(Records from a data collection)
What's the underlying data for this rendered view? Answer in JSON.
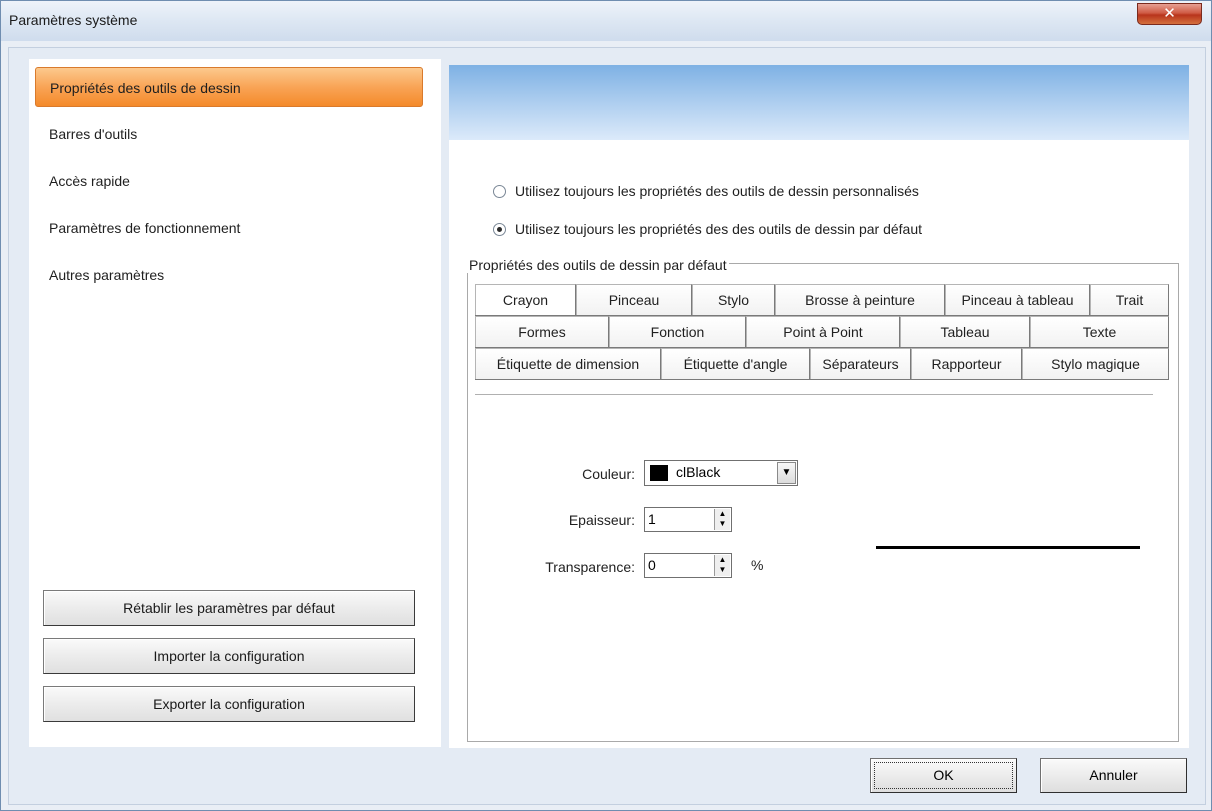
{
  "window": {
    "title": "Paramètres système",
    "close_glyph": "✕"
  },
  "sidebar": {
    "items": [
      {
        "label": "Propriétés des outils de dessin",
        "selected": true
      },
      {
        "label": "Barres d'outils"
      },
      {
        "label": "Accès rapide"
      },
      {
        "label": "Paramètres de fonctionnement"
      },
      {
        "label": "Autres paramètres"
      }
    ],
    "buttons": {
      "restore": "Rétablir les paramètres par défaut",
      "import": "Importer la configuration",
      "export": "Exporter la configuration"
    }
  },
  "main": {
    "radios": [
      {
        "label": "Utilisez toujours les propriétés des outils de dessin personnalisés",
        "checked": false
      },
      {
        "label": "Utilisez toujours les propriétés des des outils de dessin par défaut",
        "checked": true
      }
    ],
    "group_title": "Propriétés des outils de dessin par défaut",
    "tabs_row1": [
      "Crayon",
      "Pinceau",
      "Stylo",
      "Brosse à peinture",
      "Pinceau à tableau",
      "Trait"
    ],
    "tabs_row2": [
      "Formes",
      "Fonction",
      "Point à Point",
      "Tableau",
      "Texte"
    ],
    "tabs_row3": [
      "Étiquette de dimension",
      "Étiquette d'angle",
      "Séparateurs",
      "Rapporteur",
      "Stylo magique"
    ],
    "active_tab": "Crayon",
    "fields": {
      "color_label": "Couleur:",
      "color_value": "clBlack",
      "color_hex": "#000000",
      "thickness_label": "Epaisseur:",
      "thickness_value": "1",
      "transparency_label": "Transparence:",
      "transparency_value": "0",
      "transparency_unit": "%"
    }
  },
  "footer": {
    "ok": "OK",
    "cancel": "Annuler"
  }
}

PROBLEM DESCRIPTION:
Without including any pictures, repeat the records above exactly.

TASK OUTPUT:
What's the underlying data for this rendered view? Answer in JSON.
{
  "window": {
    "title": "Paramètres système",
    "close_glyph": "✕"
  },
  "sidebar": {
    "items": [
      {
        "label": "Propriétés des outils de dessin",
        "selected": true
      },
      {
        "label": "Barres d'outils"
      },
      {
        "label": "Accès rapide"
      },
      {
        "label": "Paramètres de fonctionnement"
      },
      {
        "label": "Autres paramètres"
      }
    ],
    "buttons": {
      "restore": "Rétablir les paramètres par défaut",
      "import": "Importer la configuration",
      "export": "Exporter la configuration"
    }
  },
  "main": {
    "radios": [
      {
        "label": "Utilisez toujours les propriétés des outils de dessin personnalisés",
        "checked": false
      },
      {
        "label": "Utilisez toujours les propriétés des des outils de dessin par défaut",
        "checked": true
      }
    ],
    "group_title": "Propriétés des outils de dessin par défaut",
    "tabs_row1": [
      "Crayon",
      "Pinceau",
      "Stylo",
      "Brosse à peinture",
      "Pinceau à tableau",
      "Trait"
    ],
    "tabs_row2": [
      "Formes",
      "Fonction",
      "Point à Point",
      "Tableau",
      "Texte"
    ],
    "tabs_row3": [
      "Étiquette de dimension",
      "Étiquette d'angle",
      "Séparateurs",
      "Rapporteur",
      "Stylo magique"
    ],
    "active_tab": "Crayon",
    "fields": {
      "color_label": "Couleur:",
      "color_value": "clBlack",
      "color_hex": "#000000",
      "thickness_label": "Epaisseur:",
      "thickness_value": "1",
      "transparency_label": "Transparence:",
      "transparency_value": "0",
      "transparency_unit": "%"
    }
  },
  "footer": {
    "ok": "OK",
    "cancel": "Annuler"
  }
}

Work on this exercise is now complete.